Woman’s pension cut after she refuses to get public services card
Pensioner in her 70s, who is owed €13,000, asks department to prove card is mandatory
An example of the new public services card. Photograph: Bryan O’Brien/The Irish Times
A woman in her 70s has not been paid her State pension for 18 months because she refused to register for a public services card.
As a result, she is owed some €13,000.
The woman, who did not wish to be named, told The Irish Times she felt “bullied” following several letters from the Department of Social Protection inviting her to register.
Many public bodies have increasingly been using the card to validate people’s identities for the purposes of delivering services. About 2.75 million have been issued to date but Ministers have insisted the card is not “compulsory”.
However, civil rights groups have described it as a “national identity card by the back door”.
The woman had told officials that she would get the card if they could show her it was “mandatory” but nothing had been produced to show her that this was the case.
She said when she first learned that she was entitled to a non-contributory pension of €166 per week, as well as her contributory pension, officials had called to her house to verify her details, including her marriage certificate.
However, the department cut the non-contributory pension off when she refused to register for the card. She went through an appeals process in efforts to restore the weekly payment but her appeal was declined.
She said she had also been told she would not be entitled to back payments of the amount owed, even if she registered at this point. The pension amounts to more than €13,000 for about 80 weeks of non-payment.
She has recently contacted Minister for Social Protection Regina Doherty to look into her case. The Minister’s constituency office said it could not discuss an individual case.

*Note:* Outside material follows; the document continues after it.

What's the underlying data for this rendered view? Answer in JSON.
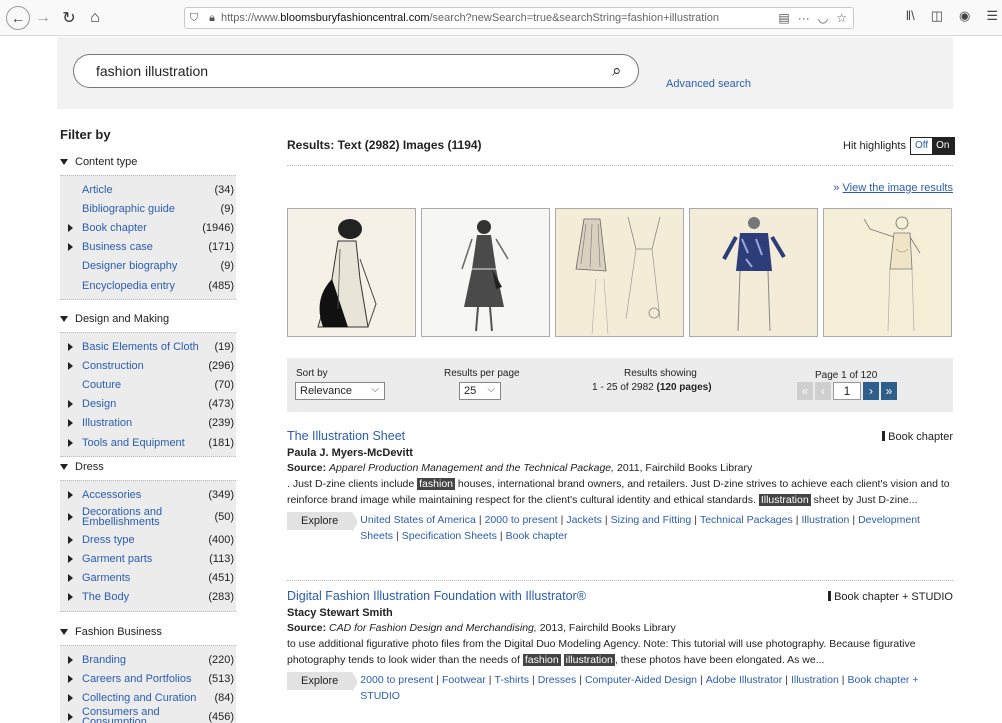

Asked whether the card was now mandatory, the Department of Social Protection said welfare legislation required a person “to satisfy the minister as to their identity and allows disqualification from receipt of a benefit in the event that it is not done”.
It was not possible for a person to satisfy the minister as to his or her identity without being registered in a process which “results in them being issued with a public services card”. The registration process is known as ‘SAFE 2’.
“The Department of Social Protection makes it clear to customers in receipt of social welfare payments that they do need to register to SAFE 2 to access, or continue to access, a social welfare entitlement,” the department said.
It said the majority accepted “the importance of, and need for, the robust SAFE 2 identify verification process when in receipt of a social welfare entitlement”.
“The decision to suspend or stop a payment is never made lightly. However, where a customer does not “satisfy the Minister in relation to identity as required” as per the legislative requirements outlined above, a payment can be stopped or suspended.”
It said the appeals office operated independently of the department.
The department said it did not collect data on the number of individuals who had had payments suspended or stopped by reason of failing to complete the registration process. It was a matter for each public body how it implemented the SAFE 2 standard for services.
In March last year, the card became a requirement for all first-time passport applicants. It was introduced as a requirement for applicants for citizenship in September 2016 and as a requirement for driver theory test applicants last June.
It will shortly be required for all passport and driving licence applications.
The total cost of the public services card project will have reached about €60 million by the end of 2017.
The Government willget a 5 per cent discount on the contract if more than three million cards are produced by the end of this year.